Besides being a memoir by Karen Blixen (or the literary double Isak Dinesen) Out-of-Africa is a hypothesis about the origin of the modern human (Homo Sapiens). Of course there is a competing scientific hypothesis called Multiregional Origin of Modern Humans. Besides that there is of course religious beliefs.
The Out-of-Africa hypothesis suggests that modern humans emerged in Africa 150,000 years ago or so. A small group migrated to Eurasia about 60,000 years ago. Some made it across the Bering Strait to America maybe 40,000 years ago or maybe 15,000 years ago. The Vikings said hello to the Native Americans 1,000 years ago, but cross Atlantic movement first gained pace from 500 years ago, when Columbus discovered America again again.
½ year ago (or so) I wrote a blog post called Create Table Homo_Sapiens. The comment follow up added to the nerdish angle with discussing subjects as mutating tables versus intelligent design and MAX(GEEK) counting.
But on the serious side comments also touched the intended subject about making data models reflect real world individuals.

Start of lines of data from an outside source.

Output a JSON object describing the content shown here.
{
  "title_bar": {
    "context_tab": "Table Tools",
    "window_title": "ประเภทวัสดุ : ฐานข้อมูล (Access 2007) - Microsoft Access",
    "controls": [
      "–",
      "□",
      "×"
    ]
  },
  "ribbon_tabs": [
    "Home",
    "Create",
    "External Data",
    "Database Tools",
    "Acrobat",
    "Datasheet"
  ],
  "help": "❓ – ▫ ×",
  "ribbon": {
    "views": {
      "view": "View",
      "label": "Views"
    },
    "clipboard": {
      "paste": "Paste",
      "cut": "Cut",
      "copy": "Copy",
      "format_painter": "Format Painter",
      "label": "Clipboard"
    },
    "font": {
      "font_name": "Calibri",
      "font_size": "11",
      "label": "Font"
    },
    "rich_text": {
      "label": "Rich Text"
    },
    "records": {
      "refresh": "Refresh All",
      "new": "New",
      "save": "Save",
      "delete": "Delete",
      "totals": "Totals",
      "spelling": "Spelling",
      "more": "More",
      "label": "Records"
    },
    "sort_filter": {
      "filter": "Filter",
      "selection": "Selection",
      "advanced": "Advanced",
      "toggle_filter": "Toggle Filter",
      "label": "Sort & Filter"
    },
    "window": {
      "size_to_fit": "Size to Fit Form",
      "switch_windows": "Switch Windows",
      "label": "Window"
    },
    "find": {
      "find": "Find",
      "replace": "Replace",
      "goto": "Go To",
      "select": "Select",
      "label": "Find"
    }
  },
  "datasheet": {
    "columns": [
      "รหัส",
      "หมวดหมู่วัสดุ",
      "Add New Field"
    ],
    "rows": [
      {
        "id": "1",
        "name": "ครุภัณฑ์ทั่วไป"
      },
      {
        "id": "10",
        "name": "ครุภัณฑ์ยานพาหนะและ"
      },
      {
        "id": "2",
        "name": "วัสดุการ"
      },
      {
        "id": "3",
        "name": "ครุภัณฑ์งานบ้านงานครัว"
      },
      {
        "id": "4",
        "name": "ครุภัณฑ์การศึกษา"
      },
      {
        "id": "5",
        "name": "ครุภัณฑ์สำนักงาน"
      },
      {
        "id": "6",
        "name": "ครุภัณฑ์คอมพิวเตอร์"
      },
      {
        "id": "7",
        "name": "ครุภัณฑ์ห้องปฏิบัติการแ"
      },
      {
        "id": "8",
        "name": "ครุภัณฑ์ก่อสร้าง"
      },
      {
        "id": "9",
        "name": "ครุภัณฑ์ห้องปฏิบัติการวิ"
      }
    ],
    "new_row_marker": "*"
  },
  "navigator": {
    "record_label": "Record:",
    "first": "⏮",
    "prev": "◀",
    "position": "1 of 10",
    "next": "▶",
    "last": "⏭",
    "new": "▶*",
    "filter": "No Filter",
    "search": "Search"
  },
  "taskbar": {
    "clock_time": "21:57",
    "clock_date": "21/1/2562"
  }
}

Tables with persons are the most common entity type in databases around. As in the Out-of-Africa hypothesis it could have been as a simple global common same structural origin. But that is not the way of the world. Some of the basic differences practiced in modeling the person entity are:
- Cultural diversity: Names, addresses, national ID’s and other basic attributes are formatted differently country by country and in some degree within countries. Most data models with a person entity are build on the format(s) of the country where it is designed.
- Intended purpose of use: Person master data are often stored in tables made for specific purposes like a customer table, a subscriber table a contact table and so on. Therefore the data identifying the individual is directly linked with attributes describing a specific role of that individual.
- “Impersonal” use: Person data is often stored in the same table as other party master types as business entities, projects, households et cetera.
Many, many data quality struggles around the world is caused by how we have modeled real world – old world and new world – individuals.
I saw recently on a PBS TV special that you could do a DNA test to discover the tribe from which you originated. I guess that profiling is our DNA test in a way. It’s a way for us to do forensics on the data and figure out its origin. Good stuff, Henrik.
Thanks Steve. I have a feeling that data quality “science” has an opportunity to evolve in the direction of DNA science. We have a lot to learn.
To extend your metaphor even further, Henrik, people have two types of DNA in their bodies: Cellular and Mitochondrial. The same is true for not just individual persons, but all entities: they have a real-world aspect and a digital one.
The key (pardon the pun) to solid data modelling is not to lose sight of that very simple but critical fact.
The other aspect that this dual nature of information management supports is one you use in your graphic: triangulation of coordinates to form maps. Your graphic contains an infinite number of data points of which you have used a handful. If you wanted to add any new data points you would only need to identify lat/long label to locate it.
Thanks John. Good point about a real-world aspect and a digital one.